■ Given information ■
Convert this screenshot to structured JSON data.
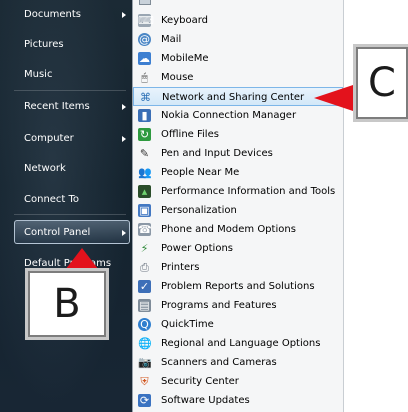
{
  "start_menu_left": {
    "items": [
      {
        "label": "Documents",
        "has_arrow": true
      },
      {
        "label": "Pictures",
        "has_arrow": false
      },
      {
        "label": "Music",
        "has_arrow": false
      },
      {
        "label": "Recent Items",
        "has_arrow": true
      },
      {
        "label": "Computer",
        "has_arrow": true
      },
      {
        "label": "Network",
        "has_arrow": false
      },
      {
        "label": "Connect To",
        "has_arrow": false
      },
      {
        "label": "Control Panel",
        "has_arrow": true
      },
      {
        "label": "Default Programs",
        "has_arrow": false
      }
    ]
  },
  "control_panel_menu": {
    "items": [
      {
        "label": "Keyboard",
        "icon": "keyboard-icon"
      },
      {
        "label": "Mail",
        "icon": "mail-icon"
      },
      {
        "label": "MobileMe",
        "icon": "mobileme-icon"
      },
      {
        "label": "Mouse",
        "icon": "mouse-icon"
      },
      {
        "label": "Network and Sharing Center",
        "icon": "network-icon",
        "selected": true
      },
      {
        "label": "Nokia Connection Manager",
        "icon": "nokia-icon"
      },
      {
        "label": "Offline Files",
        "icon": "offline-files-icon"
      },
      {
        "label": "Pen and Input Devices",
        "icon": "pen-icon"
      },
      {
        "label": "People Near Me",
        "icon": "people-icon"
      },
      {
        "label": "Performance Information and Tools",
        "icon": "performance-icon"
      },
      {
        "label": "Personalization",
        "icon": "personalization-icon"
      },
      {
        "label": "Phone and Modem Options",
        "icon": "phone-icon"
      },
      {
        "label": "Power Options",
        "icon": "power-icon"
      },
      {
        "label": "Printers",
        "icon": "printer-icon"
      },
      {
        "label": "Problem Reports and Solutions",
        "icon": "problem-reports-icon"
      },
      {
        "label": "Programs and Features",
        "icon": "programs-icon"
      },
      {
        "label": "QuickTime",
        "icon": "quicktime-icon"
      },
      {
        "label": "Regional and Language Options",
        "icon": "globe-icon"
      },
      {
        "label": "Scanners and Cameras",
        "icon": "scanner-icon"
      },
      {
        "label": "Security Center",
        "icon": "shield-icon"
      },
      {
        "label": "Software Updates",
        "icon": "software-updates-icon"
      }
    ]
  },
  "annotations": {
    "callout_b": "B",
    "callout_c": "C",
    "arrow_color": "#e3121c"
  }
}
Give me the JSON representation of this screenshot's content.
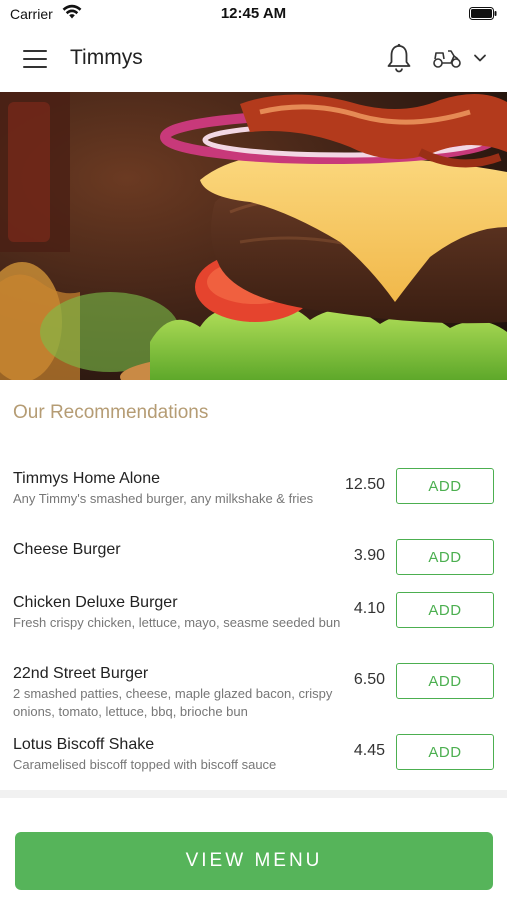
{
  "status_bar": {
    "carrier": "Carrier",
    "time": "12:45 AM",
    "icons": [
      "wifi-icon",
      "battery-icon"
    ]
  },
  "header": {
    "title": "Timmys",
    "icons": [
      "menu-icon",
      "bell-icon",
      "scooter-icon",
      "chevron-down-icon"
    ]
  },
  "hero": {
    "image": "burger-photo"
  },
  "recommendations": {
    "title": "Our Recommendations",
    "items": [
      {
        "name": "Timmys Home Alone",
        "description": "Any Timmy's smashed burger, any milkshake & fries",
        "price": "12.50",
        "add_label": "ADD"
      },
      {
        "name": "Cheese Burger",
        "description": "",
        "price": "3.90",
        "add_label": "ADD"
      },
      {
        "name": "Chicken Deluxe Burger",
        "description": "Fresh crispy chicken, lettuce, mayo, seasme seeded bun",
        "price": "4.10",
        "add_label": "ADD"
      },
      {
        "name": "22nd Street Burger",
        "description": "2 smashed patties, cheese, maple glazed bacon, crispy onions, tomato, lettuce, bbq, brioche bun",
        "price": "6.50",
        "add_label": "ADD"
      },
      {
        "name": "Lotus Biscoff Shake",
        "description": "Caramelised biscoff topped with biscoff sauce",
        "price": "4.45",
        "add_label": "ADD"
      }
    ]
  },
  "footer": {
    "view_menu_label": "VIEW MENU"
  },
  "colors": {
    "accent_green": "#4caf50",
    "button_green": "#56b45a",
    "section_title": "#b59c74"
  }
}
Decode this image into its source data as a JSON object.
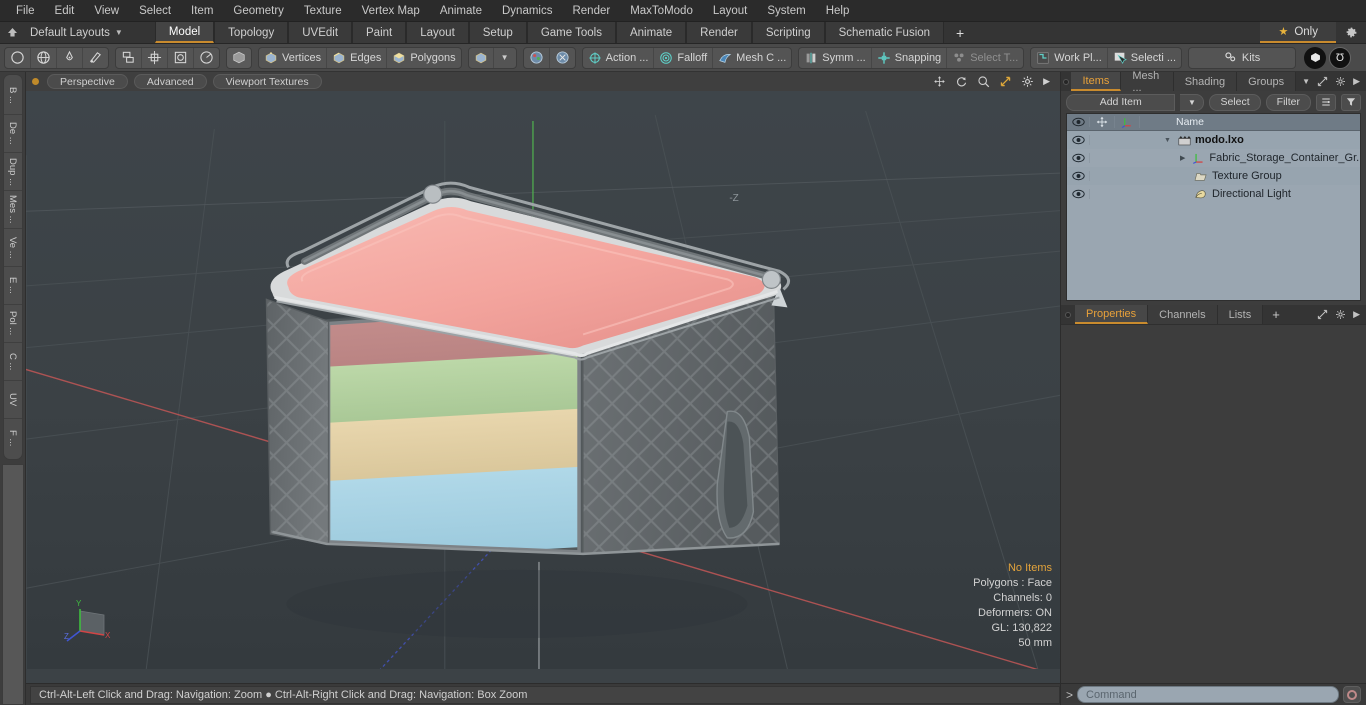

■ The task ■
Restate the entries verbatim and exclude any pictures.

■ Worked solution ■
Convert this screenshot to structured JSON data.
{
  "start_menu_left": {
    "items": [
      {
        "label": "Documents",
        "has_arrow": true
      },
      {
        "label": "Pictures",
        "has_arrow": false
      },
      {
        "label": "Music",
        "has_arrow": false
      },
      {
        "label": "Recent Items",
        "has_arrow": true
      },
      {
        "label": "Computer",
        "has_arrow": true
      },
      {
        "label": "Network",
        "has_arrow": false
      },
      {
        "label": "Connect To",
        "has_arrow": false
      },
      {
        "label": "Control Panel",
        "has_arrow": true
      },
      {
        "label": "Default Programs",
        "has_arrow": false
      }
    ]
  },
  "control_panel_menu": {
    "items": [
      {
        "label": "Keyboard",
        "icon": "keyboard-icon"
      },
      {
        "label": "Mail",
        "icon": "mail-icon"
      },
      {
        "label": "MobileMe",
        "icon": "mobileme-icon"
      },
      {
        "label": "Mouse",
        "icon": "mouse-icon"
      },
      {
        "label": "Network and Sharing Center",
        "icon": "network-icon",
        "selected": true
      },
      {
        "label": "Nokia Connection Manager",
        "icon": "nokia-icon"
      },
      {
        "label": "Offline Files",
        "icon": "offline-files-icon"
      },
      {
        "label": "Pen and Input Devices",
        "icon": "pen-icon"
      },
      {
        "label": "People Near Me",
        "icon": "people-icon"
      },
      {
        "label": "Performance Information and Tools",
        "icon": "performance-icon"
      },
      {
        "label": "Personalization",
        "icon": "personalization-icon"
      },
      {
        "label": "Phone and Modem Options",
        "icon": "phone-icon"
      },
      {
        "label": "Power Options",
        "icon": "power-icon"
      },
      {
        "label": "Printers",
        "icon": "printer-icon"
      },
      {
        "label": "Problem Reports and Solutions",
        "icon": "problem-reports-icon"
      },
      {
        "label": "Programs and Features",
        "icon": "programs-icon"
      },
      {
        "label": "QuickTime",
        "icon": "quicktime-icon"
      },
      {
        "label": "Regional and Language Options",
        "icon": "globe-icon"
      },
      {
        "label": "Scanners and Cameras",
        "icon": "scanner-icon"
      },
      {
        "label": "Security Center",
        "icon": "shield-icon"
      },
      {
        "label": "Software Updates",
        "icon": "software-updates-icon"
      }
    ]
  },
  "annotations": {
    "callout_b": "B",
    "callout_c": "C",
    "arrow_color": "#e3121c"
  }
}
Give me the JSON representation of this screenshot's content.
{
  "status_bar": {
    "carrier": "Carrier",
    "time": "12:45 AM",
    "icons": [
      "wifi-icon",
      "battery-icon"
    ]
  },
  "header": {
    "title": "Timmys",
    "icons": [
      "menu-icon",
      "bell-icon",
      "scooter-icon",
      "chevron-down-icon"
    ]
  },
  "hero": {
    "image": "burger-photo"
  },
  "recommendations": {
    "title": "Our Recommendations",
    "items": [
      {
        "name": "Timmys Home Alone",
        "description": "Any Timmy's smashed burger, any milkshake & fries",
        "price": "12.50",
        "add_label": "ADD"
      },
      {
        "name": "Cheese Burger",
        "description": "",
        "price": "3.90",
        "add_label": "ADD"
      },
      {
        "name": "Chicken Deluxe Burger",
        "description": "Fresh crispy chicken, lettuce, mayo, seasme seeded bun",
        "price": "4.10",
        "add_label": "ADD"
      },
      {
        "name": "22nd Street Burger",
        "description": "2 smashed patties, cheese, maple glazed bacon, crispy onions, tomato, lettuce, bbq, brioche bun",
        "price": "6.50",
        "add_label": "ADD"
      },
      {
        "name": "Lotus Biscoff Shake",
        "description": "Caramelised biscoff topped with biscoff sauce",
        "price": "4.45",
        "add_label": "ADD"
      }
    ]
  },
  "footer": {
    "view_menu_label": "VIEW MENU"
  },
  "colors": {
    "accent_green": "#4caf50",
    "button_green": "#56b45a",
    "section_title": "#b59c74"
  }
}
Decode this image into its source data as a JSON object.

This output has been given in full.